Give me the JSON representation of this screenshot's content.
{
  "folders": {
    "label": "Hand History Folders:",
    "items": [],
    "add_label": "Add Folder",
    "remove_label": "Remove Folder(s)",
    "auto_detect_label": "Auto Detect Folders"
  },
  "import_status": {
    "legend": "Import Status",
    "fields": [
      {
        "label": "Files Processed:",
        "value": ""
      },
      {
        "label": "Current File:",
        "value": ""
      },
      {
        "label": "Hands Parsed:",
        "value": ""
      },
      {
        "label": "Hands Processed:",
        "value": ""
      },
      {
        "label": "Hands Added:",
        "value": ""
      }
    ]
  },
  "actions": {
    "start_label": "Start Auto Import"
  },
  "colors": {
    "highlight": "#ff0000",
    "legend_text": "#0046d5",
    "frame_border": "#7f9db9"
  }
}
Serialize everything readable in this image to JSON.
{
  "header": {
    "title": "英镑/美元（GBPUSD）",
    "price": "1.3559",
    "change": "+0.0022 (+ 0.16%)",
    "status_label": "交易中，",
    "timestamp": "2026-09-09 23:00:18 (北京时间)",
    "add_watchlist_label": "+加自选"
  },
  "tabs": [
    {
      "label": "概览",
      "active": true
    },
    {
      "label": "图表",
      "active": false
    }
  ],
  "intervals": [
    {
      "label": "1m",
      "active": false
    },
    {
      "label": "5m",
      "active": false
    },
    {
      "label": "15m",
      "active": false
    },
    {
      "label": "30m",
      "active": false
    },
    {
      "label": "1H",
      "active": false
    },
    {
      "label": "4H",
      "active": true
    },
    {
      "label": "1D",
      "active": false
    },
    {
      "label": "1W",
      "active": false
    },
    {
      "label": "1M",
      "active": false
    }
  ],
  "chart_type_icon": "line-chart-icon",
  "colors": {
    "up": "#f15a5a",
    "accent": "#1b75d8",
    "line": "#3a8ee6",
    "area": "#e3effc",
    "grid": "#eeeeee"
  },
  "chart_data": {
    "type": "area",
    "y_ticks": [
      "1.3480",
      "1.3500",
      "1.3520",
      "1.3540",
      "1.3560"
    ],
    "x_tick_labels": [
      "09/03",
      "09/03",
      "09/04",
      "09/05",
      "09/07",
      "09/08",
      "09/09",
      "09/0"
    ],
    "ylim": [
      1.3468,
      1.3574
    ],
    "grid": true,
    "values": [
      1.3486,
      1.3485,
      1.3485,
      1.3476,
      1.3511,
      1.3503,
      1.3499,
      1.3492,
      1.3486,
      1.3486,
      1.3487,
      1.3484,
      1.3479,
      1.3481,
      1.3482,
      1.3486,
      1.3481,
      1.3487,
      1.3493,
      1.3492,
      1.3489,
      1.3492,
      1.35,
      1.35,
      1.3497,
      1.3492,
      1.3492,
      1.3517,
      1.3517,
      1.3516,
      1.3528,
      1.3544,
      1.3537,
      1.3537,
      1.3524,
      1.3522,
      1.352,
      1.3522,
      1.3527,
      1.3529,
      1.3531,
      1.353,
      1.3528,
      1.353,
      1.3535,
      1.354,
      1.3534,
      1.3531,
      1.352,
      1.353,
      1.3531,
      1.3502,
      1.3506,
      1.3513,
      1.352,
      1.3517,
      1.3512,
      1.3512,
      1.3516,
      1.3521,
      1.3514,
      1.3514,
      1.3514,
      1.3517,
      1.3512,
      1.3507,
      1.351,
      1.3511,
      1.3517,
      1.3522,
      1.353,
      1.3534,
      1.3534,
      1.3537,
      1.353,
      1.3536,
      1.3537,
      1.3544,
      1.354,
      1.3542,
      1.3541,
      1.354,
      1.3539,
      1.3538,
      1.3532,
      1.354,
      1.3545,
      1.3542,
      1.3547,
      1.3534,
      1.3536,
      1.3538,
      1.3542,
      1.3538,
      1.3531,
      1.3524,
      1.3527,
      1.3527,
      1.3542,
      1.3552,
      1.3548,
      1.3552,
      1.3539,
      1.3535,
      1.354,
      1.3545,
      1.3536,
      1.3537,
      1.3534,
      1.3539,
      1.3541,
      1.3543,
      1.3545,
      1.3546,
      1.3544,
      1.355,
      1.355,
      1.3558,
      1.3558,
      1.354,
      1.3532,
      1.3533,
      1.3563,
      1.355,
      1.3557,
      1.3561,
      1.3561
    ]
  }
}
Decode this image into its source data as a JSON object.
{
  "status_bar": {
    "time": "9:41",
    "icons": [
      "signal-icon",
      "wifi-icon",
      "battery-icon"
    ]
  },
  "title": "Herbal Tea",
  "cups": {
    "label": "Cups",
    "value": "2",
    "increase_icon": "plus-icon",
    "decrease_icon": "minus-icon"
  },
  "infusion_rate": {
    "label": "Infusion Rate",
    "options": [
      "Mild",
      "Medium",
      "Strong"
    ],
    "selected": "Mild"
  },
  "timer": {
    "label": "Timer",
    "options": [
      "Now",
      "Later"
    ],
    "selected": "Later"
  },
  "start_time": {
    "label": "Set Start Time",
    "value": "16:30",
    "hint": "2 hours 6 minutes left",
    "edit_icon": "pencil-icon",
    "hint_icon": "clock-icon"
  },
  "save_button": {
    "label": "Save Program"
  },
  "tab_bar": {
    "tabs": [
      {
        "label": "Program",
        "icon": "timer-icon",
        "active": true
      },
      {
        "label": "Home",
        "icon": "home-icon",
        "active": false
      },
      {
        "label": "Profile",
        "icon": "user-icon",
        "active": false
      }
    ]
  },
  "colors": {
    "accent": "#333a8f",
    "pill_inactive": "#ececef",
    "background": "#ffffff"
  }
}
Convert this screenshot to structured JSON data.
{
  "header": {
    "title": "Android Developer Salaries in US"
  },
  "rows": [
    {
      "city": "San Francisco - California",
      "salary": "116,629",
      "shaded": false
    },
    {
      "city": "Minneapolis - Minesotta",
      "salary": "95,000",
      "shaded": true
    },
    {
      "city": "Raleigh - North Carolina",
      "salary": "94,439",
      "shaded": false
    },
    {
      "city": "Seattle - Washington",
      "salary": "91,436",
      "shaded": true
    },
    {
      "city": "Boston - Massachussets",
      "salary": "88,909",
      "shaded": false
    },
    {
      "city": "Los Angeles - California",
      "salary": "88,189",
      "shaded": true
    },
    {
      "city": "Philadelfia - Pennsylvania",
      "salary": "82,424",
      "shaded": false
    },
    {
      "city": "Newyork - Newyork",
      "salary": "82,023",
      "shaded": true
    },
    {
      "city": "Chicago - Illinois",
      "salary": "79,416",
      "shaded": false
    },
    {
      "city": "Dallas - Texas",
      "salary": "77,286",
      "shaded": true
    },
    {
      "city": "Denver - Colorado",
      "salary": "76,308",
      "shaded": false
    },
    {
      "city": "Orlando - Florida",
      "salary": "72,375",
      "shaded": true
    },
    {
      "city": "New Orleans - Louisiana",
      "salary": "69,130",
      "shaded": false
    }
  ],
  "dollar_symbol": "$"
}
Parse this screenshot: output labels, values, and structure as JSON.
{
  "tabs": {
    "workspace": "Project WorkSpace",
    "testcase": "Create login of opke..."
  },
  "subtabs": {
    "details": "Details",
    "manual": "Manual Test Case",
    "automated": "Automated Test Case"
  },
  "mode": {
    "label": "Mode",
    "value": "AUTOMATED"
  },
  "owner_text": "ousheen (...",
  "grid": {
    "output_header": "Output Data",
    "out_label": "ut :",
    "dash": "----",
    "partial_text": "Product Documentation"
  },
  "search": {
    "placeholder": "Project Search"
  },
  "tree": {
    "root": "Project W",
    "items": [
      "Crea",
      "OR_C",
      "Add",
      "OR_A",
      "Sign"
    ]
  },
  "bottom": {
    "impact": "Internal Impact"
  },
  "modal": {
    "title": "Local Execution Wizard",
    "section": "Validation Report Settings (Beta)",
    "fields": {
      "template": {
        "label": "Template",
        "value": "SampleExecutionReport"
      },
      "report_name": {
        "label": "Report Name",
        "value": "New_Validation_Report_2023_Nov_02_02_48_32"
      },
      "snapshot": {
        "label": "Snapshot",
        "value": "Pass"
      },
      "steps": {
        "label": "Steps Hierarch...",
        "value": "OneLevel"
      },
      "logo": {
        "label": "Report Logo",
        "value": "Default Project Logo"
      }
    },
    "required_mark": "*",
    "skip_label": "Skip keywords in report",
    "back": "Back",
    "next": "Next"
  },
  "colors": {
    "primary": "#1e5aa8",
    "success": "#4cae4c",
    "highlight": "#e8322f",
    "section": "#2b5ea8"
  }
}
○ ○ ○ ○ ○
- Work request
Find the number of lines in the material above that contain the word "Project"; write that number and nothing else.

- Written answer
4